Every line with the string "discount" must be copied from the entries below.

Start of Supplied entries

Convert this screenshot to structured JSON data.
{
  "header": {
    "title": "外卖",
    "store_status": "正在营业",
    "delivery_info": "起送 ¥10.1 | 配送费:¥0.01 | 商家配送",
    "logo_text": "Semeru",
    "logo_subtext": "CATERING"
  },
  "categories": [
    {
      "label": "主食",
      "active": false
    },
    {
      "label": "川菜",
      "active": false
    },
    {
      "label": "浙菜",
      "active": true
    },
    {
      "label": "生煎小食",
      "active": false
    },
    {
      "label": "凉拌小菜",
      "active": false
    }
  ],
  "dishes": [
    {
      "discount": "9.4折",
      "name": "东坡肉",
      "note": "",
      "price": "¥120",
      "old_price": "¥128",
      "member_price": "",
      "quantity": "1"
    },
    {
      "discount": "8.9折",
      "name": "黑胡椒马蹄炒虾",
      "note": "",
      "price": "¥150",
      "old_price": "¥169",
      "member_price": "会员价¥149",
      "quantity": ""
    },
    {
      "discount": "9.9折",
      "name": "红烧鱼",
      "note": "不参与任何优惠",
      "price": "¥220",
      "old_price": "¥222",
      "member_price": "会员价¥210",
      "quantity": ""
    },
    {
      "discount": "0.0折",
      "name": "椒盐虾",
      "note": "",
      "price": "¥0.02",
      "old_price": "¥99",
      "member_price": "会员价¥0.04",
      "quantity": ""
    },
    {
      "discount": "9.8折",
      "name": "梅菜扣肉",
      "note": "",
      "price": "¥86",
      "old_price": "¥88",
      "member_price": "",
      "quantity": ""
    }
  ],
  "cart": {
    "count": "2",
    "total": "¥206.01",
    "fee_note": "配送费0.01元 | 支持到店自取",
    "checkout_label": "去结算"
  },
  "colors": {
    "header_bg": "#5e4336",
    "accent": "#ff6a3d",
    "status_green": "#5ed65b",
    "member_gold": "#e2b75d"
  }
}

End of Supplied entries

Task result
      "discount": "9.4折",
      "discount": "8.9折",
      "discount": "9.9折",
      "discount": "0.0折",
      "discount": "9.8折",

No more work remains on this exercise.